</owl:Restriction>
<owl:Restriction>
<owl:onProperty rdf:resourse="#hasFlavor"/>
<owl:cardinality rdf:datatype="&xsd;nonNegativeInteger">1</owl:cardinality>
</owl:Restriction>
</owl:Class>
<!-- Wine Instance-->
<Wine rdf:ID="JapaneseWine11">
<wine:MadeIn rdf:datatype="xsd:string">Japan</wine:MadeIn>
<wine:GetPrice rdf:datatype="xsd:nonNegativeInteger">120</wine:GetPrice>
<wine:hasSugar rdf:datatype="xsd:string">Sweet</wine:hasSugar>
<wine:GetColor rdf:datatype="xsd:string">Red</wine:GetColor>
<wine:hasBody rdf:datatype="xsd:string">Full</wine:hasBody>
<wine:hasFlavor rdf:datatype="xsd:string">Strong</wine:hasFlavor>
</Wine>
Appendix B
Part of Rule example in SWRL
<swrl:Imp rdf:ID="GoesWellNutsAndCheese">
<swrl:head>
<swrl:ClassAtom>
<swrl:classPredicate rdf:resource="#GoesWellNutsAndCheese"/>
<swrl:argument1 rdf:resource="#x"/>
</swrl:ClassAtom>
</swrl:head>
<swrl:body>
<swrl:ClassAtom>
<swrl:classPredicate rdf:resource="#CourseCheeseNutsDessert"/>
<swrl:argument1 rdf:resource="#x"/>
</swrl:ClassAtom>
</swrl:body>
</swrl:Imp>
<swrl:Imp rdf:ID="CourseCheeseNutsDessert">
<swrl:head>
<swrl:ClassAtom>
<swrl:classPredicate rdf:resource="#CourseCheeseNutsDessert"/>
<swrl:argument1 rdf:resource="#x"/>
</swrl:ClassAtom>
</swrl:head>
<swrl:body rdf:parseType="Collection">
<swrl:IndividualPropertyAtom>
<swrl:propertyPredicate rdf:resource="#hasSugar"/>
<swrl:argument1 rdf:resource="#x"/>
<swrl:argument2 swrlb:matches="#Sweet"/>
</swrl:IndividualPropertyAtom>
<swrl:IndividualPropertyAtom>
<swrl:propertyPredicate rdf:resource="#GetColor"/>
<swrl:argument1 rdf:resource="#x"/>
<swrl:argument2 swrlb:matches="#Red"/>
</swrl:IndividualPropertyAtom>
<swrl:IndividualPropertyAtom>
<swrl:propertyPredicate rdf:resource="#hasBody"/>
<swrl:argument1 rdf:resource="#x"/>
<swrl:argument2 swrlb:matches="#Full"/>
</swrl:IndividualPropertyAtom>
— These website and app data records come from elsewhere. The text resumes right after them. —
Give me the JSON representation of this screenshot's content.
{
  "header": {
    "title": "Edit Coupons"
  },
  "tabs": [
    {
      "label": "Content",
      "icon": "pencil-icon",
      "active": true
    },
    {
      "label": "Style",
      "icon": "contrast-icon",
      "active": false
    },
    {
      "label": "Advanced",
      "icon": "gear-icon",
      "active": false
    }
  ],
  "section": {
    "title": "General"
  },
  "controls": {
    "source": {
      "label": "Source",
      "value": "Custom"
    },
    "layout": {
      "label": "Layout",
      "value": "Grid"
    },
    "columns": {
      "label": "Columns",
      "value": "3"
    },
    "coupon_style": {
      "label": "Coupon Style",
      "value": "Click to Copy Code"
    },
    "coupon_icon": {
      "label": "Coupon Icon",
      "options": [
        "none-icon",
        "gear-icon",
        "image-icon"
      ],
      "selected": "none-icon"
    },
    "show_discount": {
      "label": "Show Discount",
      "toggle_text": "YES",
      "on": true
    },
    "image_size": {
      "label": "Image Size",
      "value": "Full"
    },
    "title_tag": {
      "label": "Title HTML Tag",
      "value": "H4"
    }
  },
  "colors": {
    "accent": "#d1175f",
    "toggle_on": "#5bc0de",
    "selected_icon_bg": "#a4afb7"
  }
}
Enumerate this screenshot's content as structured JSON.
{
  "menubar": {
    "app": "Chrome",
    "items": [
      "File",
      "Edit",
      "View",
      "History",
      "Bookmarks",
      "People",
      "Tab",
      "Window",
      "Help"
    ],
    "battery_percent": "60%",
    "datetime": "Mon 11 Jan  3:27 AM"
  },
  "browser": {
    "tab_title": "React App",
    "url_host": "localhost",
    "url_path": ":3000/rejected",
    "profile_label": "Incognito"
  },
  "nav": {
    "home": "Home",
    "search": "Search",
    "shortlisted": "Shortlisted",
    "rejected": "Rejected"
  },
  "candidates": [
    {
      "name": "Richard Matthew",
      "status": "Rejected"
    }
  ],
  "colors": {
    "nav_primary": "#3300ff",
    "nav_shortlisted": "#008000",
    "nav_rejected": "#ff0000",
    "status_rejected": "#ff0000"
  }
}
<swrl:IndividualPropertyAtom>
<swrl:propertyPredicate rdf:resource="#hasFlavor"/>
<swrl:argument1 rdf:resource="#x"/>
<swrl:argument2 swrlb:matches="#Strong"/>
</swrl:IndividualPropertyAtom>
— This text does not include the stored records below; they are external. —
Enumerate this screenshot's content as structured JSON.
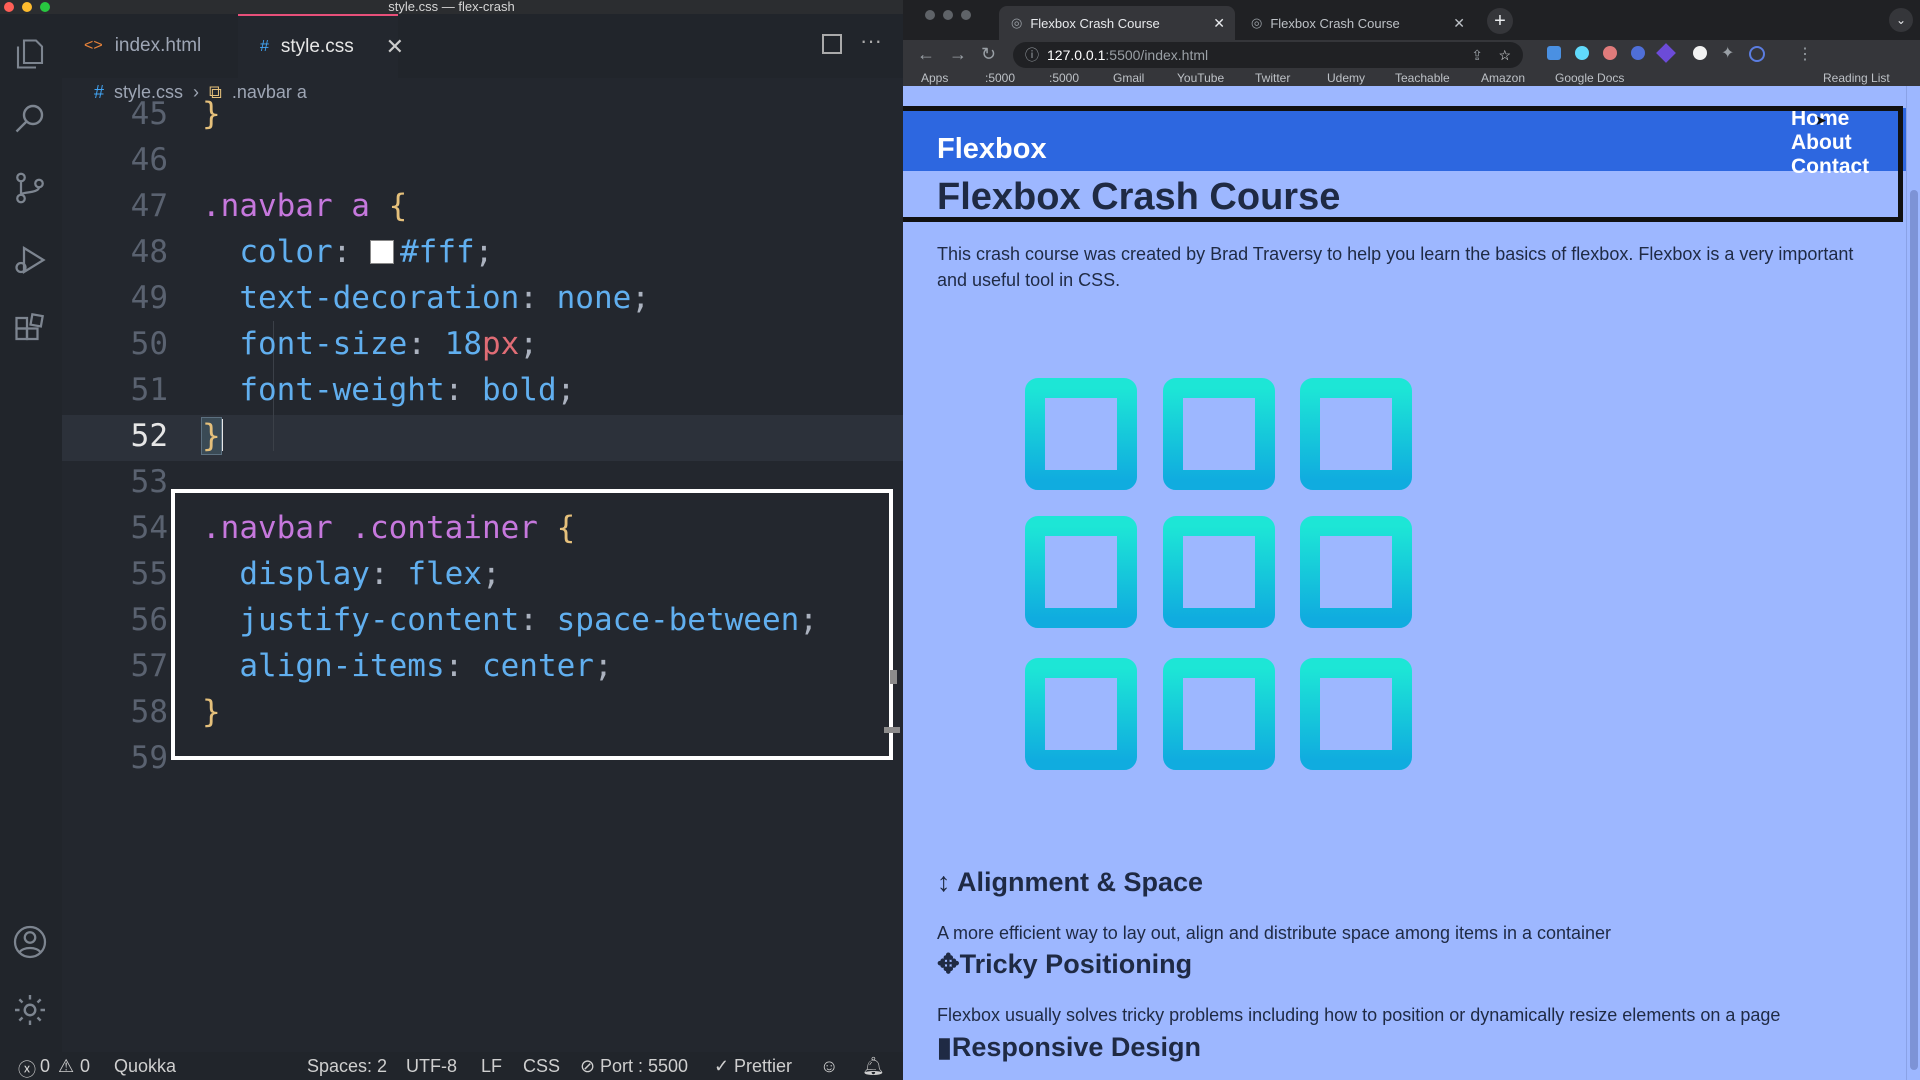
{
  "vscode": {
    "window_title": "style.css — flex-crash",
    "tabs": [
      {
        "label": "index.html",
        "icon": "<>"
      },
      {
        "label": "style.css",
        "icon": "#"
      }
    ],
    "breadcrumb": {
      "file": "style.css",
      "symbol": ".navbar a"
    },
    "line_numbers": [
      "45",
      "46",
      "47",
      "48",
      "49",
      "50",
      "51",
      "52",
      "53",
      "54",
      "55",
      "56",
      "57",
      "58",
      "59"
    ],
    "code": {
      "l45_brace": "}",
      "l47_selector": ".navbar a",
      "l47_brace": "{",
      "l48_prop": "color",
      "l48_val": "#fff",
      "l49_prop": "text-decoration",
      "l49_val": "none",
      "l50_prop": "font-size",
      "l50_num": "18",
      "l50_unit": "px",
      "l51_prop": "font-weight",
      "l51_val": "bold",
      "l52_brace": "}",
      "l54_selector": ".navbar .container",
      "l54_brace": "{",
      "l55_prop": "display",
      "l55_val": "flex",
      "l56_prop": "justify-content",
      "l56_val": "space-between",
      "l57_prop": "align-items",
      "l57_val": "center",
      "l58_brace": "}"
    },
    "colon": ":",
    "semicolon": ";",
    "statusbar": {
      "errors": "0",
      "warnings": "0",
      "quokka": "Quokka",
      "spaces": "Spaces: 2",
      "encoding": "UTF-8",
      "eol": "LF",
      "language": "CSS",
      "port": "Port : 5500",
      "prettier": "Prettier"
    }
  },
  "browser": {
    "tabs": [
      {
        "title": "Flexbox Crash Course"
      },
      {
        "title": "Flexbox Crash Course"
      }
    ],
    "url_host": "127.0.0.1",
    "url_path": ":5500/index.html",
    "bookmarks": [
      "Apps",
      ":5000",
      ":5000",
      "Gmail",
      "YouTube",
      "Twitter",
      "Udemy",
      "Teachable",
      "Amazon",
      "Google Docs",
      "Reading List"
    ]
  },
  "page": {
    "brand": "Flexbox",
    "nav": [
      "Home",
      "About",
      "Contact"
    ],
    "title": "Flexbox Crash Course",
    "intro": "This crash course was created by Brad Traversy to help you learn the basics of flexbox. Flexbox is a very important and useful tool in CSS.",
    "sections": [
      {
        "icon": "↕",
        "heading": "Alignment & Space",
        "text": "A more efficient way to lay out, align and distribute space among items in a container"
      },
      {
        "icon": "✥",
        "heading": "Tricky Positioning",
        "text": "Flexbox usually solves tricky problems including how to position or dynamically resize elements on a page"
      },
      {
        "icon": "▮",
        "heading": "Responsive Design",
        "text": ""
      }
    ]
  },
  "colors": {
    "accent_tab": "#e8507a",
    "navbar_bg": "#2d67e0",
    "page_bg": "#9db7ff",
    "grid_top": "#1de6d6",
    "grid_bottom": "#10acdf"
  }
}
</swrl:body>
</swrl:Imp>
UniversityofAizu,GraduationThesis.March,2006
s1100165 6
Appendix C
SWRLQuery example
[Query]: GoesWellNutsAndCheese(JapaneseWine11)
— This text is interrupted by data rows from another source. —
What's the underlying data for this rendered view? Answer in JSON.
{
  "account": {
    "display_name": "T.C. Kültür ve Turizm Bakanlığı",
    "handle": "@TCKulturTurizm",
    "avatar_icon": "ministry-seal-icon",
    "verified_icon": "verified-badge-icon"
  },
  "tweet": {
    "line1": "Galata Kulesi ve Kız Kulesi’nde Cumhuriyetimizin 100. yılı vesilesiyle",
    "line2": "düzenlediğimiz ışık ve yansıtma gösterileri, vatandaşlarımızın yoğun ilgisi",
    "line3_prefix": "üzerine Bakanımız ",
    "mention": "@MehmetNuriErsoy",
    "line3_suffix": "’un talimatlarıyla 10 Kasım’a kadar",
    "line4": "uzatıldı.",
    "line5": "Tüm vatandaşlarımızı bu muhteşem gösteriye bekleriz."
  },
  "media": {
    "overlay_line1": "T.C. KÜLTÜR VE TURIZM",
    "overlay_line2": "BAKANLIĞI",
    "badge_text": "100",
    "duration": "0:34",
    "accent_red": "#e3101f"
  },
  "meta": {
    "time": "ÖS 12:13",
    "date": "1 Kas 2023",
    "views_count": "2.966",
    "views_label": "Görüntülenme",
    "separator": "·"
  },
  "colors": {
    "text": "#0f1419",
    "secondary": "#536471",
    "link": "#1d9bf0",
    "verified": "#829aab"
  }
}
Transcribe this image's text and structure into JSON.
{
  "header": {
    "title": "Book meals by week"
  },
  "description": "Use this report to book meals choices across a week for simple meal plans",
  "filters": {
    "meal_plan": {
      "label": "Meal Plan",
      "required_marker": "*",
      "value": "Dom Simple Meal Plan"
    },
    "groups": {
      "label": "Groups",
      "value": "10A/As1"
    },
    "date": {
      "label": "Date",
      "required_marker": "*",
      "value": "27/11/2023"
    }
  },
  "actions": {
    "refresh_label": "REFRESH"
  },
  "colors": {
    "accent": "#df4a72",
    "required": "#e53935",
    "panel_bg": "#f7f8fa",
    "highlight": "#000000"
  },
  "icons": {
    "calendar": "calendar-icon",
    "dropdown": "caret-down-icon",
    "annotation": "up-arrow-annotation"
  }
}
Reasoning Start
[->]: CourseCheeseNutsDessert(JapaneseWine11)
[->]: hasSugar(JapaneseWine11)
[Ontology Query]: hasSugar, JapaneseWine11, ?x
[Ontology Answer]: ?x = Sweet
[<-]: hasSugar(JapaneseWine11) ... true
[->]: GetColor(JapaneseWine11)
[Ontology Query]: GetColor, JapaneseWine11, ?x
[Ontology Answer]: ?x = Red
[<-]: GetColor(JapaneseWine11) ... true
[->]: hasBody(JapaneseWine11)
[Ontology Query]: hasBody, JapaneseWine11, ?x
[Ontology Answer]: ?x = Full
[<-]: hasBody(JapaneseWine11) ... true
[->]: hasFlavor(JapaneseWine11)
[Ontology Query]: hasFlavor, JapaneseWine11, ?x
[Ontology Answer]: ?x = Strong
[<-]: hasFlavor(JapaneseWine11) ... true
[<-]: CourseCheeseNutsDessert(JapaneseWine11) ... true
[<-]: GoesWellNutsAndCheese(JapaneseWine11) ... true
[Answer]: Yes